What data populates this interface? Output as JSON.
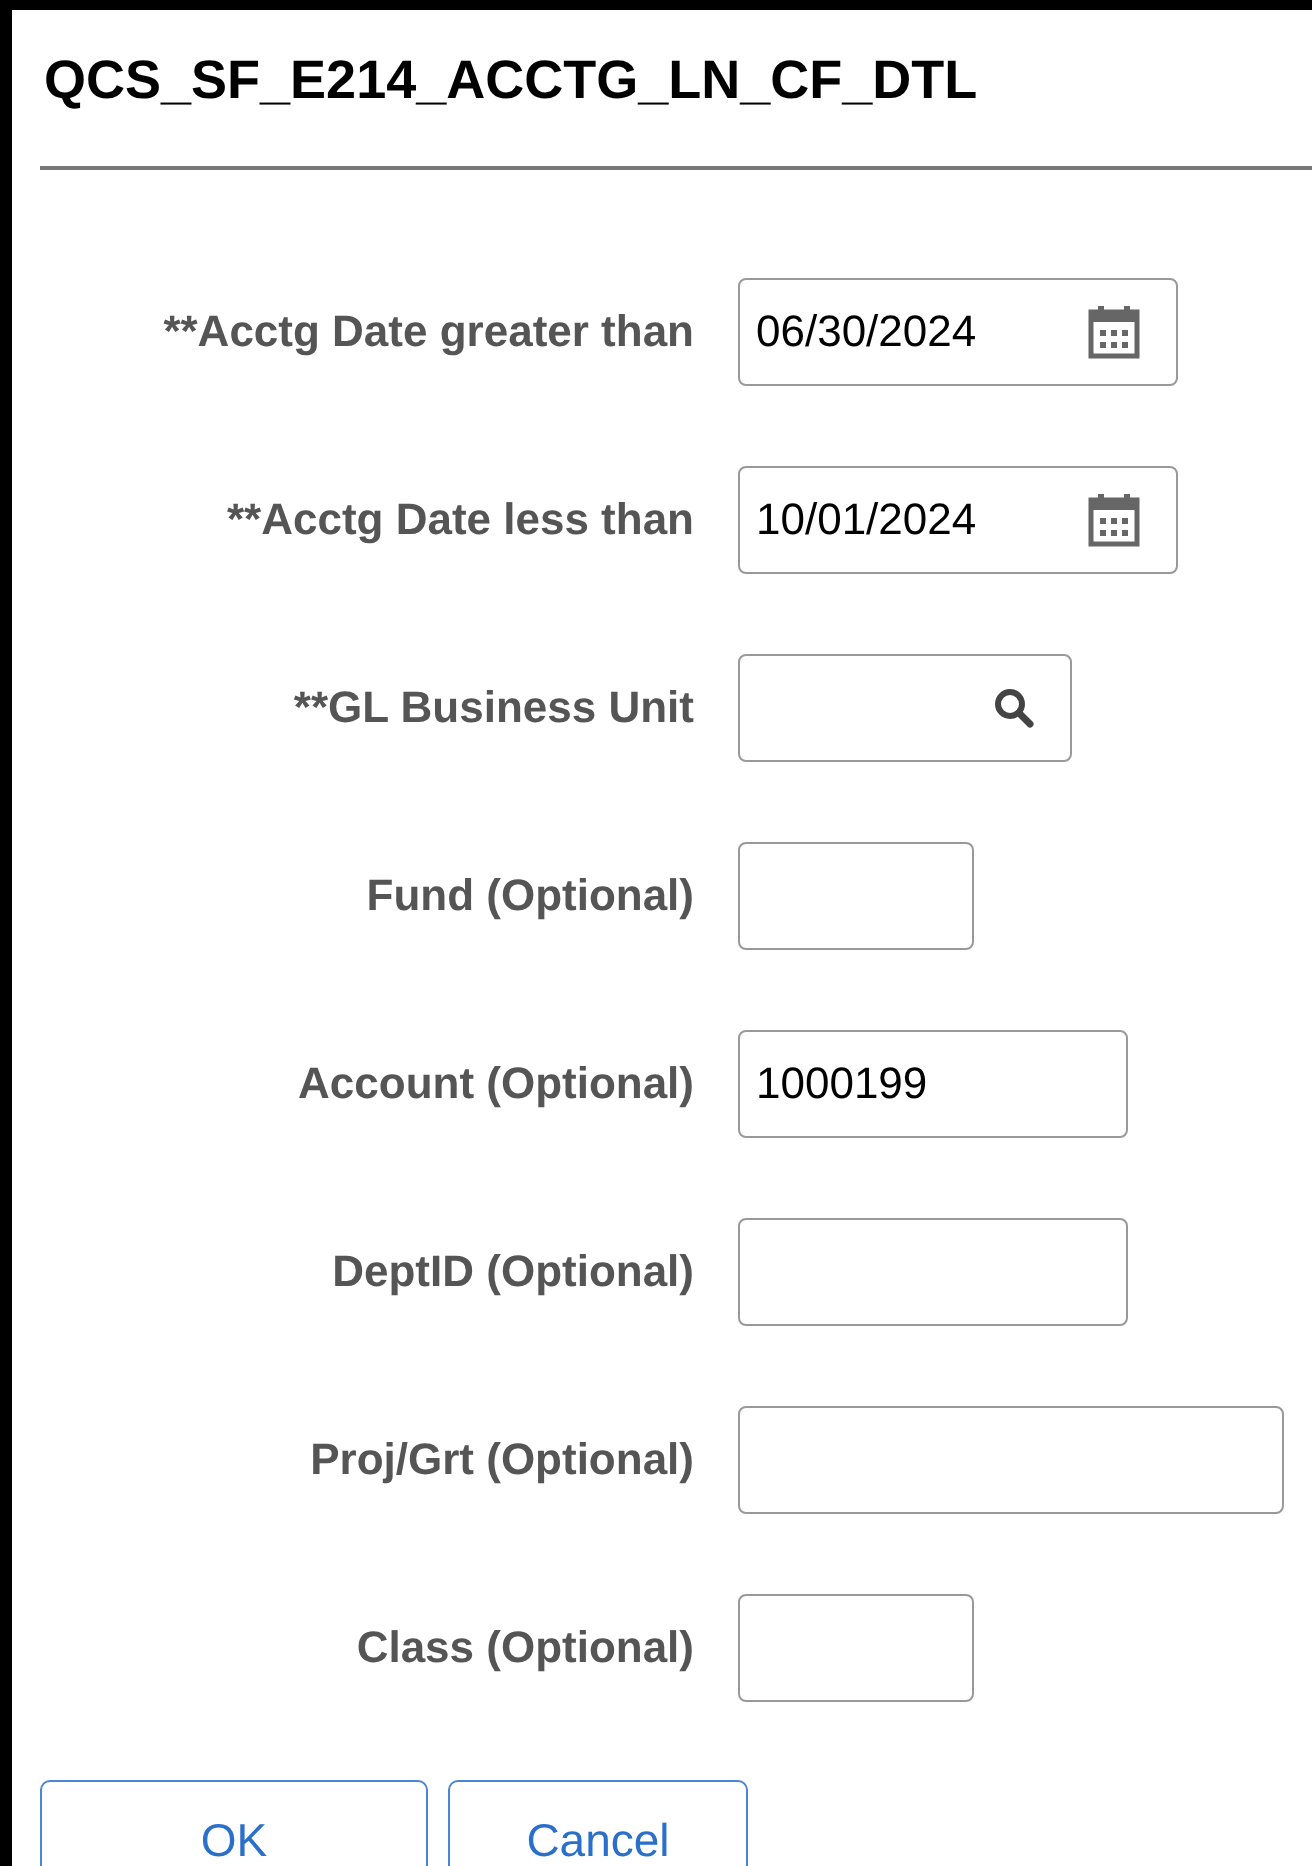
{
  "title": "QCS_SF_E214_ACCTG_LN_CF_DTL",
  "fields": [
    {
      "label": "**Acctg Date greater than",
      "kind": "date",
      "value": "06/30/2024"
    },
    {
      "label": "**Acctg Date less than",
      "kind": "date",
      "value": "10/01/2024"
    },
    {
      "label": "**GL Business Unit",
      "kind": "lookup"
    },
    {
      "label": "Fund (Optional)",
      "kind": "text"
    },
    {
      "label": "Account (Optional)",
      "kind": "text",
      "value": "1000199"
    },
    {
      "label": "DeptID (Optional)",
      "kind": "text"
    },
    {
      "label": "Proj/Grt (Optional)",
      "kind": "text"
    },
    {
      "label": "Class (Optional)",
      "kind": "text"
    }
  ],
  "buttons": [
    "OK",
    "Cancel"
  ]
}
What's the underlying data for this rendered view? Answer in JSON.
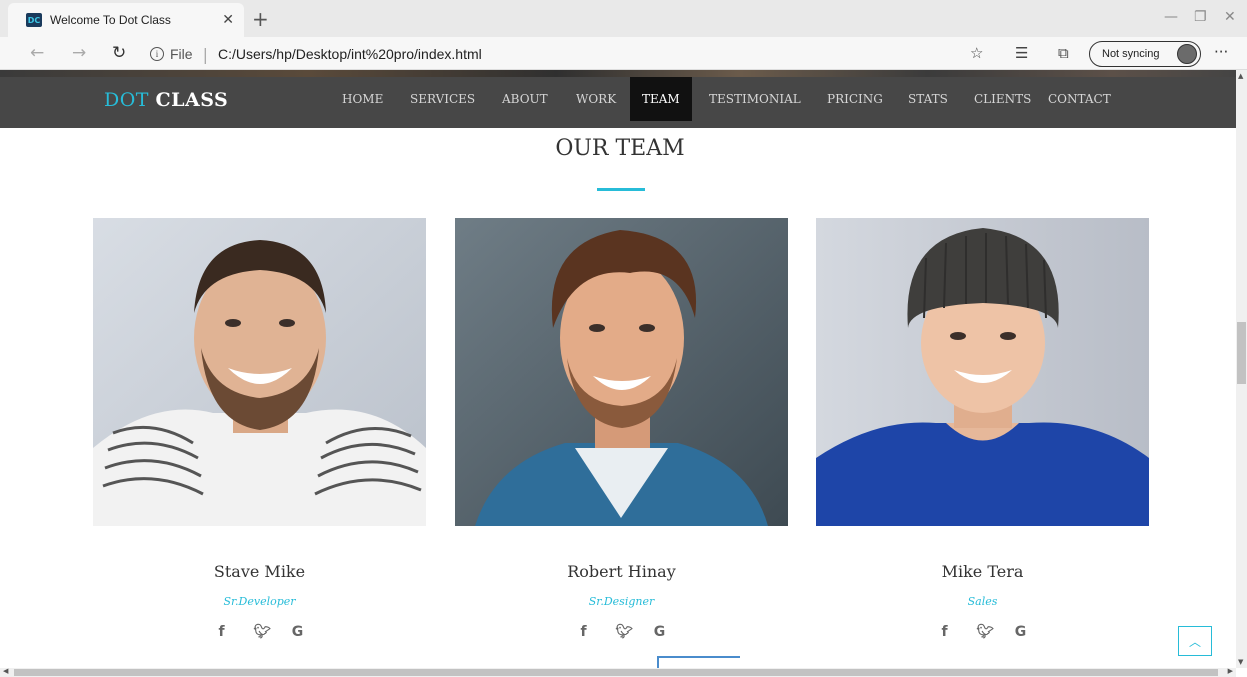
{
  "browser": {
    "tab_title": "Welcome To Dot Class",
    "tab_favicon": "DC",
    "url_scheme": "File",
    "url": "C:/Users/hp/Desktop/int%20pro/index.html",
    "sync_label": "Not syncing"
  },
  "navbar": {
    "brand_a": "DOT",
    "brand_b": "CLASS",
    "links": [
      "HOME",
      "SERVICES",
      "ABOUT",
      "WORK",
      "TEAM",
      "TESTIMONIAL",
      "PRICING",
      "STATS",
      "CLIENTS",
      "CONTACT"
    ],
    "active": "TEAM"
  },
  "team": {
    "title": "OUR TEAM",
    "members": [
      {
        "name": "Stave Mike",
        "role": "Sr.Developer"
      },
      {
        "name": "Robert Hinay",
        "role": "Sr.Designer"
      },
      {
        "name": "Mike Tera",
        "role": "Sales"
      }
    ],
    "social": [
      "f",
      "✉",
      "G"
    ]
  },
  "icons": {
    "back_to_top": "chevron-up-icon"
  },
  "colors": {
    "accent": "#27bcd8",
    "navbar_bg": "#474747",
    "active_nav_bg": "#111111"
  }
}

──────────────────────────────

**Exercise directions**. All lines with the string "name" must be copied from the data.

**Solution for this exercise**.
        "name": "Stave Mike",
        "name": "Robert Hinay",
        "name": "Mike Tera",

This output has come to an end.